Electric eels are not just one of the most mysterious creatures on earth, they are also one of the most interesting. The idea of a single living thing being able to emit a current that can power 12 light bulbs is more than just amazing, it is alien. Unlike aliens, electric eels are very much real though, and whenever anything spooks them while having their nap underwater, they stun them with a powerful current big enough to kill a horse. There are lots of things that biologists don’t know about these eels and newer discoveries come up every day including some as recent as 2019 that discovered that there are three different species of these eels. Here are 10 more you will love to find out.
They Are Not Eels
Alright! They are electric eels only because their long snake-like bodies resemble that of other eels known to men but the people that named them should have probably looked deeper. Electric eels are actually fish that belong to the family of knife fish common in South America. They are more closely related to catfish though because of their small gills and ability to breathe air as well as their slender bodies capable of growing to over 8ft in length.
They Actually Come to The Surface to Breathe
Fish that can breathe are not unheard of and electric eels are one of them. They live in muddy contaminated waters which don’t have sufficient oxygen so despite having gills, they only rely on them for about 20% of their air. They come to the surface to breathe in air with their mouths. They can’t survive for long on land though.
They Are Cannibals
Alright, it would be difficult to swallow a live electric cable for any creature alive so adult eels can’t predate on each other but their young ones do. Eels lay about 17700 eggs in nests of saliva provided by the males who then stay to keep guard until the young ones hatch. Once they hatch, the little eels are on their own. They usually stun and eat small fish and other animals that their little current can kill. However, their ravenous appetite can’t be satisfied by the hard to catch fish so they hunt for nests containing unhatched eels and eat them.
80% Of Their Bodies Are Just Electrocytes
Electric eels have three main organs that work in unison to release the electric charges used to stun prey and scare predators. These organs are made up exclusively of cells called electrolytes which are able to generate the electrical charges. In electric eels, these three organs make up most of the eel’s body with the other vital organs concentrated to the remaining 20% of its body. Electric eels could therefore be seen simply as living electric cables.
They Pack A Big Punch
The size of the voltage released by an electric eel vary depending on the circumstances perceived by the individual but it can be as low as 6 volts and as high as 860 volts. A standard household socket-outlet releases 110 volts to 120 volts depending on the country and make. Being shocked by an electric eel is therefore way more stunning than stepping on a naked wire in your kitchen. However, the naked wire will hurt more because the current is more consistent than an electric eel’s current.
They Are Immune to Their Own Shock
Electric eels electrocute everything within their vicinity when they release their current and that includes their bodies. They are however insulated by a thick layer of skin and muscle that is immune to the shock. However, if they are injured on their skin, electric eels will be just as vulnerable to their shock as their victims.

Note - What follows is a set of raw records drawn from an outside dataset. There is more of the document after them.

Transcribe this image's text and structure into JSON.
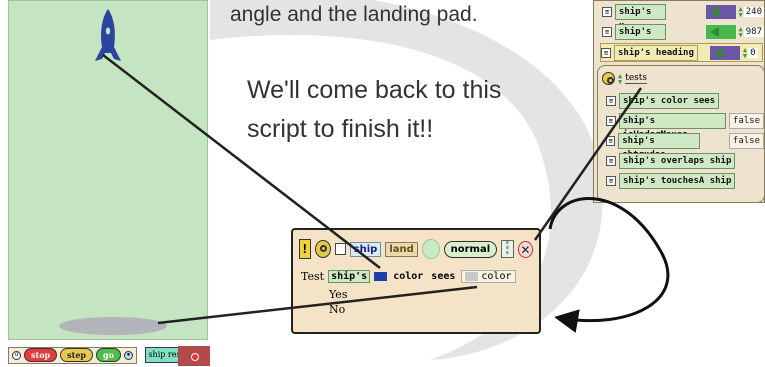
{
  "instructions": {
    "line1": "angle and the landing pad.",
    "line2": "We'll come back to this",
    "line3": "script to finish it!!"
  },
  "controls": {
    "stop_label": "stop",
    "step_label": "step",
    "go_label": "go",
    "ship_reset_label": "ship reset"
  },
  "viewer": {
    "rows": [
      {
        "label": "ship's x",
        "value": "240"
      },
      {
        "label": "ship's y",
        "value": "987"
      },
      {
        "label": "ship's heading",
        "value": "0"
      }
    ],
    "tests_label": "tests",
    "tests": [
      {
        "label": "ship's color sees",
        "value": ""
      },
      {
        "label": "ship's isUnderMouse",
        "value": "false"
      },
      {
        "label": "ship's obtrudes",
        "value": "false"
      },
      {
        "label": "ship's overlaps ship",
        "value": ""
      },
      {
        "label": "ship's touchesA ship",
        "value": ""
      }
    ]
  },
  "script": {
    "object_name": "ship",
    "script_name": "land",
    "status": "normal",
    "test_label": "Test",
    "ships_label": "ship's",
    "color_label": "color",
    "sees_label": "sees",
    "color_value_label": "color",
    "yes_label": "Yes",
    "no_label": "No"
  },
  "colors": {
    "stage_bg": "#c5e5c2",
    "rocket": "#2a44a0",
    "script_bg": "#f5e3c8",
    "ship_color_chip": "#1c3fa8",
    "tile_green": "#cfe9c4"
  }
}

They Can Leap From The Water
If you thought electric eels can only hurt you if you touch their waters, then you thought wrong, they are more than capable of getting you on the outside as well. When the eels sense a predator approaching from above, they leap from the water and latch onto it ensuring that their lower body is attached to the intruder so that they can feel the full strength of their shock.
The Electricity Also Acts As Their Eyes
Electric eels are blind; they can’t see much in the murky waters where they live so they evolved their electricity releasing organs into a form of radar system that they use to find their way around. They release tiny voltages when moving to read their surroundings and find prey. They don’t see people or animals when electrocuting them either. They only perceive their size by the amount of electricity the animal’s body seems to conduct so they pack their shock in accordance with the perceived size of the victim.
They Manipulate The Amount Of Shock They Deliver
Electric eels have been known to coil themselves around the limbs or heads of a person, a large predator or even a metal rod when they intrude in their waters. The idea behind coiling was discovered to be a mechanism to deliver a more painful stun by combining the power of the two poles of their bodies. The chin has the biggest punch and also acts as the positive end of their charge. However, when they put their entire lower body on an object, they can now direct their entire charge at the intruder causing immense pain.
They Are Edible
Despite their fearsome reputation, electric eels are not poisonous to eat. They are totally safe to munch on just like any other fish although they don’t have that much nutrition to offer. Electric eels are mostly made up of bone and muscle and most of their bodies only have electrocyte-filled organs so you won’t have much to munch on.